The states in which the largest amounts of phosphorus were released in 1998 were: MS (12,600), NC (3,732), IL (3,527), DE (3,252), AR (1,705), TN (655), IN (500), PA (500), and NY (368).
The facilities releasing the largest amounts of phosphorus in 1998 were FMC Corp., Pocatello, ID(2,272,700); Mueller Copper Tube Co., Fulton, MS (12,600); Townsend Farms Inc., Bonlee, NC (3,732); Townsend Farms Inc., Millsboro, DE (3,252); Olin Corp., East Alton, IL (3,200); Townsend Farm of AR Inc., Newark, AR (1,700); P4 Production L.L.C. (Monsanto/60% JV Owner) Soda Springs, ID (590); Occidental Chemical Corp., Columbia, TN (505); Metallurgical Prods. Co., West Chester, PA (500).
The NIOSH recommended exposure limits (RELs) are time-weighted average (TWA) concentrations for up to a 10-hour workday during a 40-hour workweek. A short-term exposure limit (STEL) is designated by "ST" preceding the value; unless noted otherwise, the STEL is a 15-minute TWA exposure that should not be exceeded at any time during a workday. A ceiling REL is designated by "C" preceding the value. Any substance that NIOSH considers to be a potential occupational carcinogen is designated by the notation "Ca."
The OSHA permissible exposure limits (PEL) are found in Tables Z-1, Z-2, and Z-3 of the OSHA General Industry Air Contaminants Standard (29 CFR 1910.1000). Unless noted otherwise, PEL are TWA concentrations that must not be exceeded during any 8-hour workshift of a 40-hour workweek. A STEL is designated by "ST" preceding the value and is measured over a 15-minute period unless noted otherwise. OSHA ceiling concentrations (designated by "C" preceding the value) must not be exceeded during any part of the workday; if instantaneous monitoring is not feasible, the ceiling must be assessed as a 15-minute TWA exposure. In addition, there are a number of substances from Table Z-2 (e.g., beryllium, ethylene dibromide, etc.) that have PEL ceiling values that must not be exceeded except for specified excursions. For example, a "5-minute maximum peak in any 2 hours" means that a 5-minute exposure above the ceiling value, but never above the maximum peak, is allowed in any 2 hours during an 8-hour workday.
- CAMEO®, U.S. Environmental Protection Agency, National Oceanic and Atmospheric Administration, www.epa.gov/ceppo.
- Chemical Manufacturers Association, 1300 Wilson Blvd., Arlington, VA 22209: (703) 741-5000 or Chemical Referral Library, (800) 262-8200.
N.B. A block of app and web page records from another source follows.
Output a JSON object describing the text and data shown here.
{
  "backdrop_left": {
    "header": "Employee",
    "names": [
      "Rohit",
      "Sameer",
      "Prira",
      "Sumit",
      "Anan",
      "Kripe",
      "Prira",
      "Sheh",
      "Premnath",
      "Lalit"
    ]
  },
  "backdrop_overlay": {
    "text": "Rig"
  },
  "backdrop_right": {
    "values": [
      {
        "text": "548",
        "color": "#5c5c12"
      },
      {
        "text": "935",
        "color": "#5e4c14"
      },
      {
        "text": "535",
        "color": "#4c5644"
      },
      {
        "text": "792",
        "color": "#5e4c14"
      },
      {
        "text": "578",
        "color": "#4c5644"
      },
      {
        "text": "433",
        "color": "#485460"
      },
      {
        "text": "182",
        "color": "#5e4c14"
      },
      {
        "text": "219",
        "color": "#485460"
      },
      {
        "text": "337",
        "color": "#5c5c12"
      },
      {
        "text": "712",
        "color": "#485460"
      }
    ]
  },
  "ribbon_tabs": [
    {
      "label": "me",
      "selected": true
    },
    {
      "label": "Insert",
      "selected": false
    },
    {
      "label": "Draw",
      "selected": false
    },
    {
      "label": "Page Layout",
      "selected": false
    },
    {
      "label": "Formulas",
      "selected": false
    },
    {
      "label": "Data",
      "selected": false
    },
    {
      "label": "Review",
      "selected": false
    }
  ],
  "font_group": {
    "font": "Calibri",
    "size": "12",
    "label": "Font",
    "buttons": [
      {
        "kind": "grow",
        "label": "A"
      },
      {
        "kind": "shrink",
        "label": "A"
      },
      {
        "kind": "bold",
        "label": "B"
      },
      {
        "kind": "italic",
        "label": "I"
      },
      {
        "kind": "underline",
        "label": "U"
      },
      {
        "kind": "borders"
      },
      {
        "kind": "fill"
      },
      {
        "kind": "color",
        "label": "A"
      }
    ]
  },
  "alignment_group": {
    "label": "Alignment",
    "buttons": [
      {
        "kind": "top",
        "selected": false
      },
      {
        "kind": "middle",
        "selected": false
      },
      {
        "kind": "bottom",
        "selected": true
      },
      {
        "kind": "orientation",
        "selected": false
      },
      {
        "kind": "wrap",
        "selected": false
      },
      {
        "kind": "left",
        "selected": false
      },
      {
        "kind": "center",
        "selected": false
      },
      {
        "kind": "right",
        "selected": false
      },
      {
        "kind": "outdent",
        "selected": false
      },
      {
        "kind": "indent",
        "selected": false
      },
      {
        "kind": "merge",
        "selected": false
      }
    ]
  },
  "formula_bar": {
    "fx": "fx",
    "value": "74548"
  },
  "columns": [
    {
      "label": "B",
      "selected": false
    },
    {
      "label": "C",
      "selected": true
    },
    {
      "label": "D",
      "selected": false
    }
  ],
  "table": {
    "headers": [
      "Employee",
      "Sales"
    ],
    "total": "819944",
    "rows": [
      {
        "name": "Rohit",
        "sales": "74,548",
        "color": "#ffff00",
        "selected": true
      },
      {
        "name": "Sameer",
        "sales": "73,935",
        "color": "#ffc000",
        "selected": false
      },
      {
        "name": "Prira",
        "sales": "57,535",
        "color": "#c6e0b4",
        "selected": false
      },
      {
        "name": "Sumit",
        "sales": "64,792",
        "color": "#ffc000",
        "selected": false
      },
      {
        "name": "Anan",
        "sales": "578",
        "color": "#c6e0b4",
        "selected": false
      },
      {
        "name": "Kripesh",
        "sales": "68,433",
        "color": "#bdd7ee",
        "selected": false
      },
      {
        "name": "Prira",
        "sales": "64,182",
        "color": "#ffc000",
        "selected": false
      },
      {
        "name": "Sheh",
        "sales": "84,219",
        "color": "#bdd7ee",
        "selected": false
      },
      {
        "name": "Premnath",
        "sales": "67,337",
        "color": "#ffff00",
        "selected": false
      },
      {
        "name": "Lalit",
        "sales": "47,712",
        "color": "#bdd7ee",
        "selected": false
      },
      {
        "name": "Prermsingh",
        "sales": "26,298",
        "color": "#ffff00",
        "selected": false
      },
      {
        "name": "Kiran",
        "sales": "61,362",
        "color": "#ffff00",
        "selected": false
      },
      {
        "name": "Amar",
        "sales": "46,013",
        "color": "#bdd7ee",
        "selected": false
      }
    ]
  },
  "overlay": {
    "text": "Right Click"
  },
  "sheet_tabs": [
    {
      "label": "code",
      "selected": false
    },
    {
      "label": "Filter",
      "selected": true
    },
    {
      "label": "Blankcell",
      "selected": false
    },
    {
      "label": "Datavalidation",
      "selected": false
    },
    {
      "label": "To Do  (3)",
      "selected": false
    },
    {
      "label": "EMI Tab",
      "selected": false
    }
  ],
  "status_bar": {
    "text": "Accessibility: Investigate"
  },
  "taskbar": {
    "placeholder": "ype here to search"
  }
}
- National Institute of Environmental Health Sciences, Clearinghouse on Environmental Health Effects, 100 Capitola Drive, #108, Durham, NC 27713; (800) 643-4794; fax (919) 361-9408.
- TOXNET, National Library of Medicine, National Institutes of Health; www.toxnet.nlm.nih.gov
- U.S. Environmental Protection Agency, 401 M St., SW, Washington, DC 20460; Right to Know Hotline (800) 535-0202.
- U.S. Department of Labor, Occupational Health and Safety Administration, Washington, DC, www.osha.gov
- OSHA PEL: Z-1 Table: www.osha-slc.gov/OshStd_data/1910_1000_TABLE_Z-1.html
- OSHA PEL: Z-2 Table: www.osha-slc.gov/OshStd_data/1910_1000_TABLE_Z-2.html